When I see a post about “Diaper Don” mocking Donald Trump, I think to myself: “Why is this funny? If he’s incontinent, that’s a disability.” Lots of people with IBS or who have had colon disorders suffer from this problem. Would we mock any of those people for doing something that is the medically right thing for them to do? 

I can despise Trump on his policy, on what he is doing people. Do I poke fun at him, making fun of more than a million Americans and applying they are all “less than” or “funny” because of a problem that isn’t in their control? I’ve had one disability advocate tell me directly that the way in which the Democratic base talked about Trump created such a struggle for disability advocates because they felt constantly under attack.

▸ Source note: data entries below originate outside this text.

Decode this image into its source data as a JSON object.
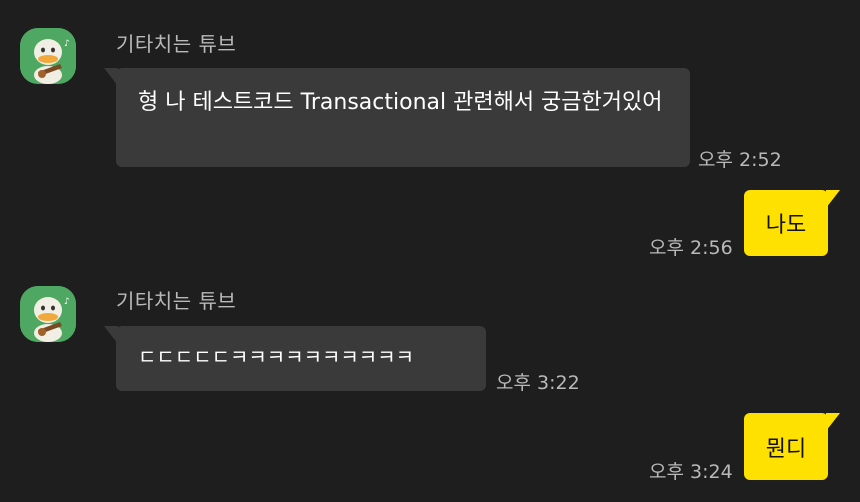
{
  "colors": {
    "background": "#1e1e1e",
    "incoming_bubble": "#3a3a3a",
    "outgoing_bubble": "#ffe100",
    "avatar_bg": "#4ea862",
    "meta_text": "#b9b9b9"
  },
  "messages": [
    {
      "sender": "기타치는 튜브",
      "avatar_icon": "duck-guitar-avatar-icon",
      "text": "형 나 테스트코드 Transactional 관련해서 궁금한거있어",
      "time": "오후 2:52"
    },
    {
      "text": "나도",
      "time": "오후 2:56"
    },
    {
      "sender": "기타치는 튜브",
      "avatar_icon": "duck-guitar-avatar-icon",
      "text": "ㄷㄷㄷㄷㄷㅋㅋㅋㅋㅋㅋㅋㅋㅋㅋ",
      "time": "오후 3:22"
    },
    {
      "text": "뭔디",
      "time": "오후 3:24"
    }
  ]
}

There are different ways in which this can be handled. Addressing whether or not Trump had cognitive disabilities that prevented him from serving would be certainly a fair discussion, and no advocate I’ve spoken to thought any less. The terminology used to address the issue? Well, that is a whole other matter. 

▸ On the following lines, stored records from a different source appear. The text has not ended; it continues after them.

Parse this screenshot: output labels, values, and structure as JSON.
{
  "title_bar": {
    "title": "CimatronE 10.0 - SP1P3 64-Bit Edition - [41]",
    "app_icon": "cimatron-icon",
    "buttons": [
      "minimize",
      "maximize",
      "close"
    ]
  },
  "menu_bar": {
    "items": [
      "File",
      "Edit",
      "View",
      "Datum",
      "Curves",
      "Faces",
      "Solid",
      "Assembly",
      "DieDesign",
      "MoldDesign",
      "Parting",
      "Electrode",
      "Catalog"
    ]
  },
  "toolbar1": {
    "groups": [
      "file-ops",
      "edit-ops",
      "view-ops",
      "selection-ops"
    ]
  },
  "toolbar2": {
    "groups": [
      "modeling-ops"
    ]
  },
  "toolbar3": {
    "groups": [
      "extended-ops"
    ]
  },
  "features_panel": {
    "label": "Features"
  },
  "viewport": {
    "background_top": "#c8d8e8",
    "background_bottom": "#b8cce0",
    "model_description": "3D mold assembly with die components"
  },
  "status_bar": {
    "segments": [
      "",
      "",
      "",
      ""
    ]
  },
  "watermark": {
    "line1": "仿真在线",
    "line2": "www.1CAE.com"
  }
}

I wish I could say I was perfect on this point; at times I’ve fallen into the lazy writing nature of using words and terms that later I really regret. I try to fix it when I notice and apologize accordingly. Why do these words and phrases come to mind so easily? Because we build a community that is accepting of this as a practice. The more we work to help each other stop demeaning Republicans by using disabled people as a standard of “less than,” the quicker we all help make this community welcoming for all.

An exercise for this week:

Before you write something, please think about this, a guide from Marsha Linehan called FAST:

Fair: Be fair to yourself and to the other person. Remember to validate your own feelings and wishes

Apologies: No looking ashamed. No invalidating the valid. Stick to your values.

Stick to the values: Don’t sell out your values or integrity for reasons that just aren’t important.

Truthful: Don’t lie. Don’t act helpless to stop something when you’re not. Don’t make up excuses for why you won’t change or do something different.

Our CUA team is here to provide support and guidance to new and existing volunteer leaders of each regional and state group, helping them with recruiting, organizing and executing social and action events. We invite you to join in this effort to build our community. There are many ways to pitch in. If there isn’t a group to join near you, please start one.

What are you working on in your local area to move our progressive agenda along?